=== AVAILABLE DATA ===
[Start of section]
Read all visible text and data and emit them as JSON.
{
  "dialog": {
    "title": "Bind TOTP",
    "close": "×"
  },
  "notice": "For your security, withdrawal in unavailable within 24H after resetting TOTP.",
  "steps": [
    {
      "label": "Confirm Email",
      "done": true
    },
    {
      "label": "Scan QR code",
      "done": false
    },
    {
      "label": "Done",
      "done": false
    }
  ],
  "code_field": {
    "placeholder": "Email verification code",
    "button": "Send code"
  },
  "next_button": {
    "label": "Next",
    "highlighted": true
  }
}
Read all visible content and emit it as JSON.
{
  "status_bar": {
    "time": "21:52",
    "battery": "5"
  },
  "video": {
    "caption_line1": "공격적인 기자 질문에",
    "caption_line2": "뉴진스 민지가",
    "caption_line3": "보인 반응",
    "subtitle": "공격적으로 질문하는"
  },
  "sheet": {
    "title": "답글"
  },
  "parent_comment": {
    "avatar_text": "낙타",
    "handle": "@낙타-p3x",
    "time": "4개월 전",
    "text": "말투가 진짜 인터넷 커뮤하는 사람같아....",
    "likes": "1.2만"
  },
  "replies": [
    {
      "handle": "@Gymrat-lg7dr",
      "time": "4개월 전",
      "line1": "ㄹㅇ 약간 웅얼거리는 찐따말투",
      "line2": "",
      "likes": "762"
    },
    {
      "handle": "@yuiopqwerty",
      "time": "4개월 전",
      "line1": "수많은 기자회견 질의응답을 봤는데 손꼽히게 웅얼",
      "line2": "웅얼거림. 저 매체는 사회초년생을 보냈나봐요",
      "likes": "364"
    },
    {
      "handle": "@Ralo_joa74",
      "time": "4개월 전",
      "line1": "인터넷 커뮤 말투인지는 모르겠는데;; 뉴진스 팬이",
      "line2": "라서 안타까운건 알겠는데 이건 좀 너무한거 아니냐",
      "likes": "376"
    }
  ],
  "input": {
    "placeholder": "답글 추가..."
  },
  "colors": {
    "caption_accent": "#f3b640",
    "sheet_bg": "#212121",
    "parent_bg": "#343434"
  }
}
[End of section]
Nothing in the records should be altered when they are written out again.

=== RESULT FOR THIS EXERCISE ===
Read all visible text and data and emit them as JSON.
{
  "dialog": {
    "title": "Bind TOTP",
    "close": "×"
  },
  "notice": "For your security, withdrawal in unavailable within 24H after resetting TOTP.",
  "steps": [
    {
      "label": "Confirm Email",
      "done": true
    },
    {
      "label": "Scan QR code",
      "done": false
    },
    {
      "label": "Done",
      "done": false
    }
  ],
  "code_field": {
    "placeholder": "Email verification code",
    "button": "Send code"
  },
  "next_button": {
    "label": "Next",
    "highlighted": true
  }
}
Read all visible content and emit it as JSON.
{
  "status_bar": {
    "time": "21:52",
    "battery": "5"
  },
  "video": {
    "caption_line1": "공격적인 기자 질문에",
    "caption_line2": "뉴진스 민지가",
    "caption_line3": "보인 반응",
    "subtitle": "공격적으로 질문하는"
  },
  "sheet": {
    "title": "답글"
  },
  "parent_comment": {
    "avatar_text": "낙타",
    "handle": "@낙타-p3x",
    "time": "4개월 전",
    "text": "말투가 진짜 인터넷 커뮤하는 사람같아....",
    "likes": "1.2만"
  },
  "replies": [
    {
      "handle": "@Gymrat-lg7dr",
      "time": "4개월 전",
      "line1": "ㄹㅇ 약간 웅얼거리는 찐따말투",
      "line2": "",
      "likes": "762"
    },
    {
      "handle": "@yuiopqwerty",
      "time": "4개월 전",
      "line1": "수많은 기자회견 질의응답을 봤는데 손꼽히게 웅얼",
      "line2": "웅얼거림. 저 매체는 사회초년생을 보냈나봐요",
      "likes": "364"
    },
    {
      "handle": "@Ralo_joa74",
      "time": "4개월 전",
      "line1": "인터넷 커뮤 말투인지는 모르겠는데;; 뉴진스 팬이",
      "line2": "라서 안타까운건 알겠는데 이건 좀 너무한거 아니냐",
      "likes": "376"
    }
  ],
  "input": {
    "placeholder": "답글 추가..."
  },
  "colors": {
    "caption_accent": "#f3b640",
    "sheet_bg": "#212121",
    "parent_bg": "#343434"
  }
}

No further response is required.